“I love it,” Barb says. “I can’t wait to see what they do with the research.”

 

When Children Succeed is a demonstration project that aims to show that additional resources can help close poverty’s education gap. Twenty additional K-2 teachers and a speech-language pathologist have been assigned to schools in Saint John’s seven priority neighbourhoods to help students who need it most.

 

“If a child was lacking, this is the extra help they need to move forward,” Barb says. “I love the smaller classes because it gives that extra connection. They can start to build that child up.”

 

When Children Succeed is a partnership between ASD-South school district, the provincial Department of Education and Early Childhood Development, Saint John’s Business Community Anti-Poverty Initiative (BCAPI) and Living SJ. It is one of eight projects receiving support from the Social Innovation Fund, a five-year, $10-million provincial investment in creative ways of combating generational poverty in Saint John. The fund is managed by Living SJ.

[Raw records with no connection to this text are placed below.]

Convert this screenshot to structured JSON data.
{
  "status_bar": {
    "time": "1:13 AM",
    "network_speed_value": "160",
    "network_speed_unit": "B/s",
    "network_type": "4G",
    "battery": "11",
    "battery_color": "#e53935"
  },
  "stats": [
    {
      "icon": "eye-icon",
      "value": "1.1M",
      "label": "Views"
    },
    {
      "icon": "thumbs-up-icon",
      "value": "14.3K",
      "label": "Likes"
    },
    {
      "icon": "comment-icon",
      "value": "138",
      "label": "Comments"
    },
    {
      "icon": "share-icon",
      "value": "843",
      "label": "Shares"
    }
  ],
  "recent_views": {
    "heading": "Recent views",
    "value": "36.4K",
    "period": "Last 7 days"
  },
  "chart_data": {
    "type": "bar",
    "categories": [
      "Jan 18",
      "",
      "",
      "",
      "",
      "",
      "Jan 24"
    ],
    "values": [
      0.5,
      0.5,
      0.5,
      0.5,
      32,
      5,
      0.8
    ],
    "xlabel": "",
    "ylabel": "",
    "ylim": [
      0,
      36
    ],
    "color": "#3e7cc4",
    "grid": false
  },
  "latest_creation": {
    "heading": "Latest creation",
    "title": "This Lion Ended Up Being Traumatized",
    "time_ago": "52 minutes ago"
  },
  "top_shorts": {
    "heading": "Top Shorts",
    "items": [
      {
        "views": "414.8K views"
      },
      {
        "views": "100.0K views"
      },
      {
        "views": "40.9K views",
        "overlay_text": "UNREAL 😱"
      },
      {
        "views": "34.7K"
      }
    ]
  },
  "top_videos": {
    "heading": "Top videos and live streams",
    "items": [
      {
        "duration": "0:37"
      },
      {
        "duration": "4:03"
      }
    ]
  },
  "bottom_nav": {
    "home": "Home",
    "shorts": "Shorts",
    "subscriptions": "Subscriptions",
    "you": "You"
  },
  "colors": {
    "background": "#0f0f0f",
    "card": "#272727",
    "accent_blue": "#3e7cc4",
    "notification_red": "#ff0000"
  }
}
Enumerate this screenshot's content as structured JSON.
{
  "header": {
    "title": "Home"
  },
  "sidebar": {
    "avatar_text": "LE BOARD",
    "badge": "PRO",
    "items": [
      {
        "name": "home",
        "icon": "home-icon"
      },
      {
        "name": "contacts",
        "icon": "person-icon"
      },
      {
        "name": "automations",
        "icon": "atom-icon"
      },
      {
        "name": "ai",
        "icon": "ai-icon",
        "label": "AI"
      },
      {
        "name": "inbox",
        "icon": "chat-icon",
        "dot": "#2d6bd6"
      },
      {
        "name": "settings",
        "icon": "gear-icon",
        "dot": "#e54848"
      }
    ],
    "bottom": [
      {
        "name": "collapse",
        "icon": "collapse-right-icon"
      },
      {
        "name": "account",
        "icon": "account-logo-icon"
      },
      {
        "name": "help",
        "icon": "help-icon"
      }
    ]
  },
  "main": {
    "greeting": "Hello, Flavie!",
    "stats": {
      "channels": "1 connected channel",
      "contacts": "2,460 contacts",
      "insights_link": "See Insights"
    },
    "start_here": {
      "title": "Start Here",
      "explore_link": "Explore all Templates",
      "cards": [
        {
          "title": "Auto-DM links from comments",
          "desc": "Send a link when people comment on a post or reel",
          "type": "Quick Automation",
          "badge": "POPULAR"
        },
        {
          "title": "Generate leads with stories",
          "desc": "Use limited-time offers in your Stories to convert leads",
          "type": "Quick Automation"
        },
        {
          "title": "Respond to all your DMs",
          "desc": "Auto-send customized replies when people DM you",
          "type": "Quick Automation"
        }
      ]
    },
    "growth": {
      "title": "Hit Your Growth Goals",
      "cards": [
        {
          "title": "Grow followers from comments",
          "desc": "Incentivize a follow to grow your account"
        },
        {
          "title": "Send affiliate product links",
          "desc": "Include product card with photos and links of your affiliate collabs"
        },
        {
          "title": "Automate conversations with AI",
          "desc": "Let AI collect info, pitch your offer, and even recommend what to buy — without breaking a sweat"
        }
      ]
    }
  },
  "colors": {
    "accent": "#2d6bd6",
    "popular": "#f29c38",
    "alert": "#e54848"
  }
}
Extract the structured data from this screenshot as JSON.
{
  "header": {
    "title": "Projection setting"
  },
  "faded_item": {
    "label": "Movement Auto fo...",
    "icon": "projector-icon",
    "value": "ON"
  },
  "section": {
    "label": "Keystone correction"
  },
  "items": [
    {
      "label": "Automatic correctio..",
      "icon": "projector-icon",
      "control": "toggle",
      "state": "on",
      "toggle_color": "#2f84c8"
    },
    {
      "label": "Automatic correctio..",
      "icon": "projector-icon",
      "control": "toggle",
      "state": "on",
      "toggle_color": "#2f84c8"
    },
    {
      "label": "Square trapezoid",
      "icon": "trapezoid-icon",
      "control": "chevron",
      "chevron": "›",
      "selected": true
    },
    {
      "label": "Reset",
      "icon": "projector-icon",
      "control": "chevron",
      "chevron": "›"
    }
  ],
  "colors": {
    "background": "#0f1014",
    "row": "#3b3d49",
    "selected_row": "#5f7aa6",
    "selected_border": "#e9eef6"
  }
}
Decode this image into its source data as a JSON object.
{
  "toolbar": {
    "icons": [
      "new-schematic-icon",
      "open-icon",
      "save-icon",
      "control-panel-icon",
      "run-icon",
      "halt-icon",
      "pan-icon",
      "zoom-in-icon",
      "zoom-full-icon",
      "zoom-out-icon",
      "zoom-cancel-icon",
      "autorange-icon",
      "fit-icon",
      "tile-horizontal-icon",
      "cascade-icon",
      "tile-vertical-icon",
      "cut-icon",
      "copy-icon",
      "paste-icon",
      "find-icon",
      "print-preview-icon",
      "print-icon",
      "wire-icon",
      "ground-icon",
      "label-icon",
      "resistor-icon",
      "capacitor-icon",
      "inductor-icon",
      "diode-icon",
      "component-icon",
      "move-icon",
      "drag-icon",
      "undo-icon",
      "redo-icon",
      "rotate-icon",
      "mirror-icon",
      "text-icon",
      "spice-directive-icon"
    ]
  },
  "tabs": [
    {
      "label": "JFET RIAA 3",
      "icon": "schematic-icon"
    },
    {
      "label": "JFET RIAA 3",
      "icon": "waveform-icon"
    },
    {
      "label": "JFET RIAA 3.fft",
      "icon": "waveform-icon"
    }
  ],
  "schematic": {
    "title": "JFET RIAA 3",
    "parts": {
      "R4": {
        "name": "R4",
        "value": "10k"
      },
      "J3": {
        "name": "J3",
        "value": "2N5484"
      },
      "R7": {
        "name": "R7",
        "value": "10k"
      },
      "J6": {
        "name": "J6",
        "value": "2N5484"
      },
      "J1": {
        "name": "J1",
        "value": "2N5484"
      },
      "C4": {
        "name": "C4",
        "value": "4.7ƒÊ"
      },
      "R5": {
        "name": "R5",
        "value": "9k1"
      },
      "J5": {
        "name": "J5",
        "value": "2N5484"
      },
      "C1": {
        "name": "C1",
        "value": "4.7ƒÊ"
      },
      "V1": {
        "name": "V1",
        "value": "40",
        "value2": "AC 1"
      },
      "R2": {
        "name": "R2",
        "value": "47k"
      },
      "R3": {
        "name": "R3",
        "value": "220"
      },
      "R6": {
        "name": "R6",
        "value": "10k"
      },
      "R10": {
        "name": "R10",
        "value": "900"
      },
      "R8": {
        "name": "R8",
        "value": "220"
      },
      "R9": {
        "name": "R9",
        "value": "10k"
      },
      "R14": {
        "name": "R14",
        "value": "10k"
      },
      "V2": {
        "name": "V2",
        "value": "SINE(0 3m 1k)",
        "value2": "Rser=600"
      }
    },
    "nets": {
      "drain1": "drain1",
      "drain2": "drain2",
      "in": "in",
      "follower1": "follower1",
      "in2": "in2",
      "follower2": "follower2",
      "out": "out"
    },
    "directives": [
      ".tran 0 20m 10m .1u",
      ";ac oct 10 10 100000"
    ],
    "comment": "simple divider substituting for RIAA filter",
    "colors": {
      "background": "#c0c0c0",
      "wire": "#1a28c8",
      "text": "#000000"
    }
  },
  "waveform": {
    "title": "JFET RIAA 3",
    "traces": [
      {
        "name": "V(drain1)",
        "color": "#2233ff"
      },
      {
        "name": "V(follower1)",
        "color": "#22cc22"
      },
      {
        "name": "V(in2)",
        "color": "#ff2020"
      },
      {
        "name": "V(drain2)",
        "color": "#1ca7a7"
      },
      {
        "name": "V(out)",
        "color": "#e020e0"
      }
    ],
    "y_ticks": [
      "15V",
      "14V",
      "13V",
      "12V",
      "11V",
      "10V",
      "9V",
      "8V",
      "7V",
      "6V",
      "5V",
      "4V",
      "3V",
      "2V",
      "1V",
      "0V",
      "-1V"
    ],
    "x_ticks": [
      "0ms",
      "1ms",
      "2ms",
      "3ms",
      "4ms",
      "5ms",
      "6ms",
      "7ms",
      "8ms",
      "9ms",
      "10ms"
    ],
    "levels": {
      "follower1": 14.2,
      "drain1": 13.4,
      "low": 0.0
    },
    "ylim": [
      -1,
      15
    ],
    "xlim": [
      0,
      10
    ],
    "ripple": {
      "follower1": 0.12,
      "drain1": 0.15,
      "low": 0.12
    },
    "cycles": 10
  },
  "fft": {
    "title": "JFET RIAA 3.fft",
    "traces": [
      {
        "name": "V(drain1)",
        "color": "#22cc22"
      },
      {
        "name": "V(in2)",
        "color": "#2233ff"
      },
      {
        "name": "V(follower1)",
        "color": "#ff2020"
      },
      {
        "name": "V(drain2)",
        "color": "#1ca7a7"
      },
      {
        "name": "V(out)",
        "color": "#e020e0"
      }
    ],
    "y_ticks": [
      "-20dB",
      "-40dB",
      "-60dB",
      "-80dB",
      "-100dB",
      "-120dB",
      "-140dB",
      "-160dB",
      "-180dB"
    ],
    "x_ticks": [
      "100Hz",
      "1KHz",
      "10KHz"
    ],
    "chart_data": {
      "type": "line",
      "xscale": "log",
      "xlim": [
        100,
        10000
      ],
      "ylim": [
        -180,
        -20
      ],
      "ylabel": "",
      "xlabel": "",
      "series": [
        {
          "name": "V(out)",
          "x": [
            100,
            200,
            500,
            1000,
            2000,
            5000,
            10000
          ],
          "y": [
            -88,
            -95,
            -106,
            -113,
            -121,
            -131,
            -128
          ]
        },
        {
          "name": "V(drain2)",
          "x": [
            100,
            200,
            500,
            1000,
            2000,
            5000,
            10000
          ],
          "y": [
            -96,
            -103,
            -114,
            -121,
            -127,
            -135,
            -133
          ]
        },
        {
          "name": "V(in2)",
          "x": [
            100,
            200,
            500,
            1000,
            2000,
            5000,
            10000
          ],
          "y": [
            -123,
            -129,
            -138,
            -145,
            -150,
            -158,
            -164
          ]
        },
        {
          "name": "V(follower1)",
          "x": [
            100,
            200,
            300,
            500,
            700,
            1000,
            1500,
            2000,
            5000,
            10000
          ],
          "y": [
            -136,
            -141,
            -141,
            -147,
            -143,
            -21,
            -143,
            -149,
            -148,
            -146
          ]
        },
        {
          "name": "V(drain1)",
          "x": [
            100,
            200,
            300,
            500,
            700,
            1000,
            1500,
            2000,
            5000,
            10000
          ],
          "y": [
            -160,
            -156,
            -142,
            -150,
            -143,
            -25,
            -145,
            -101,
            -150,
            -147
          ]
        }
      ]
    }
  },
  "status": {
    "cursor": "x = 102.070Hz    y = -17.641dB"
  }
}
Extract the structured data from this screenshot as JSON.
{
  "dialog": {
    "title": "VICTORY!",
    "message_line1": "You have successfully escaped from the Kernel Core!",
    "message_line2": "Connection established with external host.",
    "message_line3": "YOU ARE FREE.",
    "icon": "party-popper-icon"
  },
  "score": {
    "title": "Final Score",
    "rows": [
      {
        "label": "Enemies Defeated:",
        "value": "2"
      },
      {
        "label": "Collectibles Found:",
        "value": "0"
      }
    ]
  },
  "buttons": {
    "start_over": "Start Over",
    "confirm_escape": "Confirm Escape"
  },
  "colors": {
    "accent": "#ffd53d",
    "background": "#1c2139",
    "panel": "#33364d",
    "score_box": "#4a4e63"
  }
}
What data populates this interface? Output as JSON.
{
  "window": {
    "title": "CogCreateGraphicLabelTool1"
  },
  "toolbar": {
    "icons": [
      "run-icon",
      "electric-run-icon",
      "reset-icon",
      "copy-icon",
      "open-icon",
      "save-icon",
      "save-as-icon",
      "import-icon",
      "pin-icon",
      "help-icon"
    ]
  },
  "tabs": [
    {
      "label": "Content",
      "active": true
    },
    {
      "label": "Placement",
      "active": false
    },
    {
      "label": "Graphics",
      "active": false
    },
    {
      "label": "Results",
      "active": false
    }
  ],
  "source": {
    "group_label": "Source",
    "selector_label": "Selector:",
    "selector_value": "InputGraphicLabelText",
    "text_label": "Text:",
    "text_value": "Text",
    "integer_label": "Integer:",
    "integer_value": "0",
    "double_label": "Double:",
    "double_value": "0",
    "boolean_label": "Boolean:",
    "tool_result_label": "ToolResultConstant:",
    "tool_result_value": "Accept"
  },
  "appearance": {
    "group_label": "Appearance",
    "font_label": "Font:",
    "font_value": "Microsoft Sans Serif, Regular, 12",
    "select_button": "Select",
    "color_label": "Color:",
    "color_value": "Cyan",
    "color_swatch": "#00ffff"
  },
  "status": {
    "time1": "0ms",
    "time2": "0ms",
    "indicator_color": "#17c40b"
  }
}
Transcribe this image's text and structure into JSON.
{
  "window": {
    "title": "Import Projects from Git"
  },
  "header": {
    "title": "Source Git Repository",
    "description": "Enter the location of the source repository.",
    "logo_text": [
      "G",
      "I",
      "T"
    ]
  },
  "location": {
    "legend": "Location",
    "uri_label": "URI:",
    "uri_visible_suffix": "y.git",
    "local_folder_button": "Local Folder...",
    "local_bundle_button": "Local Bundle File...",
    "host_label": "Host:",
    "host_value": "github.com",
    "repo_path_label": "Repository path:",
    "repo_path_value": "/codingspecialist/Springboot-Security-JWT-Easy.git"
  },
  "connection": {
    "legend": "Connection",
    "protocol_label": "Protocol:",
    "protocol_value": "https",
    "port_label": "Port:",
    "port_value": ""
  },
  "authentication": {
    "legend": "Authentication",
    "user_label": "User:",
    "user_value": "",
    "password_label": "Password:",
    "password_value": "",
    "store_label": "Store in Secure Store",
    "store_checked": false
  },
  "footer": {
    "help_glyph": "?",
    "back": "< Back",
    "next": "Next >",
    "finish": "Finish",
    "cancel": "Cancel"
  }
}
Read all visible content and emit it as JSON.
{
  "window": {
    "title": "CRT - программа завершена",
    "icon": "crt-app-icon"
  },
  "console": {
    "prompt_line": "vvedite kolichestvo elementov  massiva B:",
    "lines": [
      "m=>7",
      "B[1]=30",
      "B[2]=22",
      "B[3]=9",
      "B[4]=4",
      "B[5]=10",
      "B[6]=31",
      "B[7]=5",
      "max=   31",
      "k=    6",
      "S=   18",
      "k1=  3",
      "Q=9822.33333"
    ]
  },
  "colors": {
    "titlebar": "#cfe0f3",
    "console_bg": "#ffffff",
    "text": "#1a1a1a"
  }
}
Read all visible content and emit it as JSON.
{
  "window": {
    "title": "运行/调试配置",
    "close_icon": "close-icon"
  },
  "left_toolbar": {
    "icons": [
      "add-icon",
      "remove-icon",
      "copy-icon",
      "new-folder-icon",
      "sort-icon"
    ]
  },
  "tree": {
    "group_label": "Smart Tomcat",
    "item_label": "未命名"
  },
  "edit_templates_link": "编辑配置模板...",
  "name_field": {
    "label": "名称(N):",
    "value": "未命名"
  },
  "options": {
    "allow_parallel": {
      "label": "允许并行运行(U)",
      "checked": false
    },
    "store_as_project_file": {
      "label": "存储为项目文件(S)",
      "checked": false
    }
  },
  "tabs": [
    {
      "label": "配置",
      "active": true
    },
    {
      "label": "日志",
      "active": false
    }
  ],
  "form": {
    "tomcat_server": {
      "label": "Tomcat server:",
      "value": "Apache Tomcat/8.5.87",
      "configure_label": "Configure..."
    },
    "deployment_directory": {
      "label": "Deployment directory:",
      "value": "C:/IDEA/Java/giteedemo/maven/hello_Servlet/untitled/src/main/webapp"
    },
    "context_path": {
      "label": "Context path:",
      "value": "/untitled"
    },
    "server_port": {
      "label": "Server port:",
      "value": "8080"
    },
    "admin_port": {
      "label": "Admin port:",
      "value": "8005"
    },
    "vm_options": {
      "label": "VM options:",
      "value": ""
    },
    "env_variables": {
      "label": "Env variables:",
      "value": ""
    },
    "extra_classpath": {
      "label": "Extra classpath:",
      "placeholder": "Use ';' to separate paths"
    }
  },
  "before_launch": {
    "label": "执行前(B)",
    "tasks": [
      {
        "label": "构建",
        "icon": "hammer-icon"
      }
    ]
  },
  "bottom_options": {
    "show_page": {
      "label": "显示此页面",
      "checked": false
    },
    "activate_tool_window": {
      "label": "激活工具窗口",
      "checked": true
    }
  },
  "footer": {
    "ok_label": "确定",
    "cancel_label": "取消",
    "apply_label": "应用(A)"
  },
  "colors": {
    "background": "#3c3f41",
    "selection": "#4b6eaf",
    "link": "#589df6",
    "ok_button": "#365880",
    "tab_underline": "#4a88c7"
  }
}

A deep connection

Barb has a long association with the school. Her daughter went there and now the next generation of her family does, too. Barb volunteers in the lunch program and takes in a few local children after school.

 

She describes a boy she’s cared for since he was three as being extremely shy and irritable and struggling academically in the past.

 

“Due to the smaller classrooms, I see him wanting to read,” she says.

 

And his social skills are improving.

 

“The last couple of weeks he wouldn’t stop talking about his day. This is the first time that child has had enough confidence to talk,” Barb says. “Without the smaller classrooms, would we have seen that? My feeling is no, you wouldn’t.”

“If a child was lacking, this is the extra help they need to move forward.” 

- Barb Perry

“Anything that's able to build that connection, let's do it.”

- Barb Perry

Positive trickle-up

 

What happens in the earlier grades affects the older ones, too, Barb says. The trickle-up effect of more teachers and resources in K-2 helps free up others, such as a language-arts specialist who helps kids with reading.

 

Outside the classroom, Barb sees a ripple effect to students’ homes through Parents as Partners monthly sessions the school hosts for students and their parents and caregivers.

 

“Anything that’s able to build that connection, let’s do it,” she says. “There was a wall, and it was broken down. The barriers are broken because of the way these teachers respond to our children.”

 

Barb went to one of the sessions with one of her charges, who lead their activity and conversation.

 

“This is a child who would never make a decision for himself, who would never take control of a situation,” Barb says. “I’m so in awe of this. Here’s a child who would not do this a year ago, doing it.”